Vatnajokull - Glacier Beer
As you round the Southeastern corner of Iceland you will be in a region near the Vatnajokull glacier which cannot be missed - literally, it's always in your line of sight! A local brewery, Olvisholt Brugghus, is making some craft beers on a small scale and one of those is the "Frozen in Time" Belgian ale supposedly brewed using water from icebergs that is 1,000 years old and seasoned with locally sourced arctic thyme. It was a nice amber ale that I'd recommend. However it seems like a marketing miss that they didn't brew this as an Old Ale. Probably THE oldest Old Ale in the world. Think about it.
When in Vatnajokull..........do as the locals do.
While out for a whale watching tour on the northeastern side of Iceland we made it a point to trek out to visit the Kaldi Brewery and Beer Spa. The brewery has existed for some time, but the spa was recently opened in June 2017. We had lunch there, sampled some beers (6) and enjoyed pints of a Pilsner and a nondescript dark ale that had some great flavor. They also had a wonderful Belgian Tripel but at 9% I thought better of going for the pint, with a drive back to town still looming. Of course we could've indulged in the beer spa treatment which involves something like 20-minutes in a beer bath followed by a massage, etc. They discourage you from drinking the newly fermenting beer-bath water and instead provide you with your own tap and cup for all-you-can-drink soaking. The beer spa experience will set you back 6900 Krona (690 HKD) for single and 13,000 (1300 HKD) for the couples version, so bring a friend and save! Alternatively you can enjoy the outdoor spa with incredible views for 2000 Krona (200 HKD). If you can't make this stop then there is also a Kaldi bar in Reykjavik.
Beer jacuzzi? You kind of want to do it just to tell other people that you did! Imagine the Facebook profile pic!
Borg Brugghus - Craft in Cans
As mentioned before, the best tip that we had before traveling to Iceland was to load up on beer before you leave the airport. The Duty Free store there has a great selection and it will literally save you enough Krona to pay for that beer spa you've been dreaming about. If you stay in Air-B-N-Bs then most likely you'll have a refrigerator and to be honest, even in the summer the beer won't get too hot in the car. Grab a few 6-packs for your travels so that you can try some of their beers at a fraction of the cost. You may miss out on some of the atmosphere of the beer bars, but instead you can enjoy a beer out in the middle of some unbelievable waterfalls and views over volcanic landscapes. Particularly you can find a lot of different beers from Borg Brugghus which seems to be one of two "big dogs" in Icelandic craft beer - the other being Einstock, if you don't count "Viking" as craft (even though it's quite nice).
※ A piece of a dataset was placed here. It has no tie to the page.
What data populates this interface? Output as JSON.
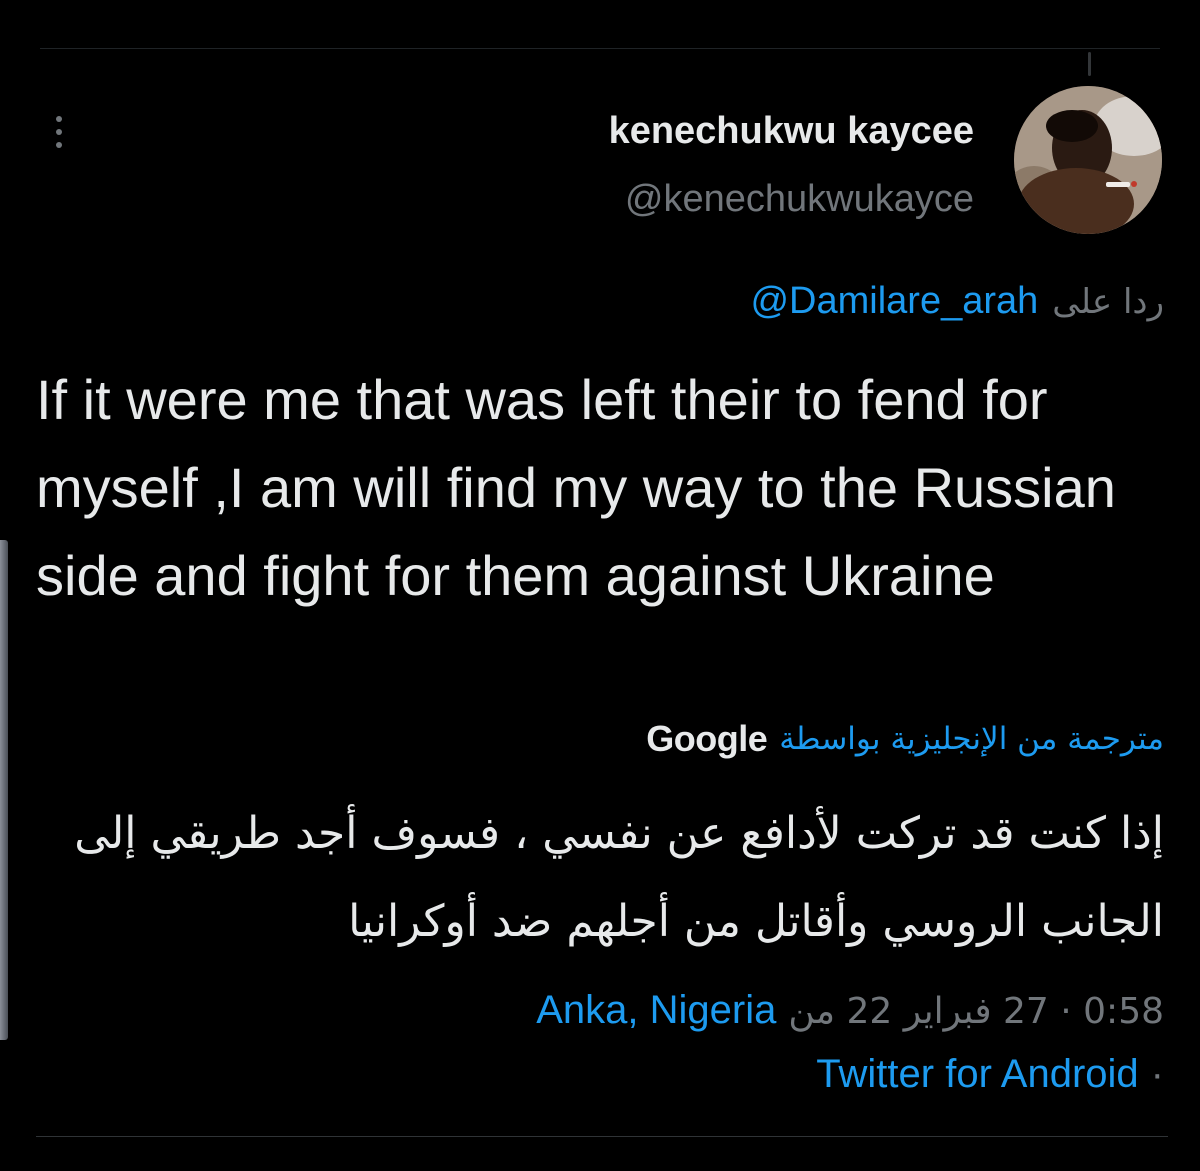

Icelandic Craft Beer is On the Map
Everybody else is doing it so go ahead and put Iceland on your bucket list. It is hands-down the most expensive place to drink beer in the world (1500 Krona/pint in bars - 150 HKD), but they are brewing some nice beers. Don't expect the "free brewery tour" deals that are commonplace in North America and with such a short history for most of the breweries I don't suppose that you are missing much. Icelandic brewers are making some nice examples of modern craft styles such as Pale Ales, IPAs, and various lager styles as well as utilising local ingredients such as Arctic thyme, arctic berries, and glacial water. It will be exciting to see where the road leads this up-and-coming craft beer country.